### TO DO
Output the full listing word for word.

### SOURCE RECORDS
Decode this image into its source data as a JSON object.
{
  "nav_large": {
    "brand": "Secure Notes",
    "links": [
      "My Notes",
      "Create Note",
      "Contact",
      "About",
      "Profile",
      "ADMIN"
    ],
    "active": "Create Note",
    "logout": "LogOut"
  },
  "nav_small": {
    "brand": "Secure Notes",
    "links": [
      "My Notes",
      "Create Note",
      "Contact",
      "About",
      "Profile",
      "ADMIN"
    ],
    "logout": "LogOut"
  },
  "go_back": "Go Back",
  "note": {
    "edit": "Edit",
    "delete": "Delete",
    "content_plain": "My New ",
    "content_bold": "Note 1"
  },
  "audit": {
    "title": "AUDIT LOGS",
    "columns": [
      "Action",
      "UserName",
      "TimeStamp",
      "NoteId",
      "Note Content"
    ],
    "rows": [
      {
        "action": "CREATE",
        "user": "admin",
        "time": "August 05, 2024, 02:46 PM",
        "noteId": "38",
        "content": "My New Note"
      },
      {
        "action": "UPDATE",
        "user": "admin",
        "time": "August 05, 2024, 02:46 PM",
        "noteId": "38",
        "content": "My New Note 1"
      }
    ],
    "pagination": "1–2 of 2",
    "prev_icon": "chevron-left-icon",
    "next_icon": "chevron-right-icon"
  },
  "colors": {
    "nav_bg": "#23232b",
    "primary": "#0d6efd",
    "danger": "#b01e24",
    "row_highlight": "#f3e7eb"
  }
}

### COMPLETED EXERCISE
Decode this image into its source data as a JSON object.
{
  "nav_large": {
    "brand": "Secure Notes",
    "links": [
      "My Notes",
      "Create Note",
      "Contact",
      "About",
      "Profile",
      "ADMIN"
    ],
    "active": "Create Note",
    "logout": "LogOut"
  },
  "nav_small": {
    "brand": "Secure Notes",
    "links": [
      "My Notes",
      "Create Note",
      "Contact",
      "About",
      "Profile",
      "ADMIN"
    ],
    "logout": "LogOut"
  },
  "go_back": "Go Back",
  "note": {
    "edit": "Edit",
    "delete": "Delete",
    "content_plain": "My New ",
    "content_bold": "Note 1"
  },
  "audit": {
    "title": "AUDIT LOGS",
    "columns": [
      "Action",
      "UserName",
      "TimeStamp",
      "NoteId",
      "Note Content"
    ],
    "rows": [
      {
        "action": "CREATE",
        "user": "admin",
        "time": "August 05, 2024, 02:46 PM",
        "noteId": "38",
        "content": "My New Note"
      },
      {
        "action": "UPDATE",
        "user": "admin",
        "time": "August 05, 2024, 02:46 PM",
        "noteId": "38",
        "content": "My New Note 1"
      }
    ],
    "pagination": "1–2 of 2",
    "prev_icon": "chevron-left-icon",
    "next_icon": "chevron-right-icon"
  },
  "colors": {
    "nav_bg": "#23232b",
    "primary": "#0d6efd",
    "danger": "#b01e24",
    "row_highlight": "#f3e7eb"
  }
}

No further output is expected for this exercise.